The page declares to send all characters in latin1 encoding but then sends UTF-8 in reality. The browser obeys and faithfully tries to display latin1.
Two solutions: either you change the HTTP-EQUIV line and declare that you will be sending utf-8 or you change the other end (PHP) and make it to send iso-8859-1 (a.k.a. latin1).
I have not the slightest idea how the latter is done but I see a possible cause for your problem: SuSE 9 used the iso-8859-1 encoding by default but this has changed since then. Now the default is utf-8. You can try to switch the whole machine back to latin1 using yast2. The setting is found under ‘Languages’.
I can give you no guarantee that it will not break other things.
Changing the charset to UTF-8 (for the connection, database, data) in MySQL does nothing useful in your case. In fact I have the reverse situation for some web apps, the default charset is Latin-1 because it’s an older MySQL version, and yet I store UTF-8 data fine in it. What it does affect are things like collation functions in MySQL which I don’t use.
If you wanted to go to UTF-8 throughout you would have to convert all the text data in MySQL from Latin-1 to UTF8. It can be done, and you can find tutes on how to do it if you search.
However you may just wish to not bite into that problem now and just tell the web browser that the data is in Latin-1. This can be done on a per page basis using the Content-Type header in HTTP. Your page should output Content-Type: text/html; charset=iso8859-1. This can be done using the header() function in PHP. Because headers have to be output before the body, you must invoke header() before any HTML is output by the PHP code.

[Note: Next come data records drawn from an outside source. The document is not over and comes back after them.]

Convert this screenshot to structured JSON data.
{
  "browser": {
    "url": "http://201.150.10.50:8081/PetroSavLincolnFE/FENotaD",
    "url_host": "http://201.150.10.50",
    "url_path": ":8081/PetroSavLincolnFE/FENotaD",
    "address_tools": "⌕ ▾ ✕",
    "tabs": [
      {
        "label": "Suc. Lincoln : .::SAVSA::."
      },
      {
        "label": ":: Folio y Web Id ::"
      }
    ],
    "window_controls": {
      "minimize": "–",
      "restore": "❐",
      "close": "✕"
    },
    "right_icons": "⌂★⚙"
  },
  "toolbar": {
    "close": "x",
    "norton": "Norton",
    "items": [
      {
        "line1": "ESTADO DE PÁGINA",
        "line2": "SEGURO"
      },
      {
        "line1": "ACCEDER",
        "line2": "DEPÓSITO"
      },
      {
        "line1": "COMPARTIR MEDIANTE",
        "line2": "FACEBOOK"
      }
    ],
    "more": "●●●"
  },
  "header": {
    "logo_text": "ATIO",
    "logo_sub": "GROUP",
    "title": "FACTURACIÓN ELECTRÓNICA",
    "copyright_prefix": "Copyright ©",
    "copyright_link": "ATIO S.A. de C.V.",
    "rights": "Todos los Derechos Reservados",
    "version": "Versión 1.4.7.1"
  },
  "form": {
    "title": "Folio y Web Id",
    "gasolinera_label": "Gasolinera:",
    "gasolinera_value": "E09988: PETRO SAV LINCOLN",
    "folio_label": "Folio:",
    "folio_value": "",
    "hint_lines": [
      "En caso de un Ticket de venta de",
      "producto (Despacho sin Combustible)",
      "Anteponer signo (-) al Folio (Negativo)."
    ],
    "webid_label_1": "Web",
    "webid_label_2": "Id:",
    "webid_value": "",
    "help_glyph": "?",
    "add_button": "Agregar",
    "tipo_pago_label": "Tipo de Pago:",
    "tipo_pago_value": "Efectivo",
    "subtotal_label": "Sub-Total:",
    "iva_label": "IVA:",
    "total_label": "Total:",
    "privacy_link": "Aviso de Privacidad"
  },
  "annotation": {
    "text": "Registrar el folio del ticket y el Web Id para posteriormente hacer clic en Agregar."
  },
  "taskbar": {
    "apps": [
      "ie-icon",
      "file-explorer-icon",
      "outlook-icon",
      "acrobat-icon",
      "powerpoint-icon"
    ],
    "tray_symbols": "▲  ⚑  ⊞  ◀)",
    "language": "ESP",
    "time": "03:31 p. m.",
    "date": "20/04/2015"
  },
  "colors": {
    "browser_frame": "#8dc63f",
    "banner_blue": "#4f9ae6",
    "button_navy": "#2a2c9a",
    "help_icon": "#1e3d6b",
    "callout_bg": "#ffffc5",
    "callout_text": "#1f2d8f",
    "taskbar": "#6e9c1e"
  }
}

Typically at the top of the script. For example in my PHP code, I have:
header('Content-Type: text/html; charset=utf-8');
as the very first line in the PHP file. In this example, I am using utf-8 in my web app. You would put iso8859-1.
You can use the web browser to look at the page info to see that it has output the correct Content-Type declaration.
This is independent of the OS’s or Apache’s default charset since your data is stored in MySQL. However if you are outputting any text from files or even from string literals, then those must also be in iso8859-1. You can do this by changing the charset in vim when you edit the file. The OS will happily store it unchanged, files are just sequences of octets in Linux.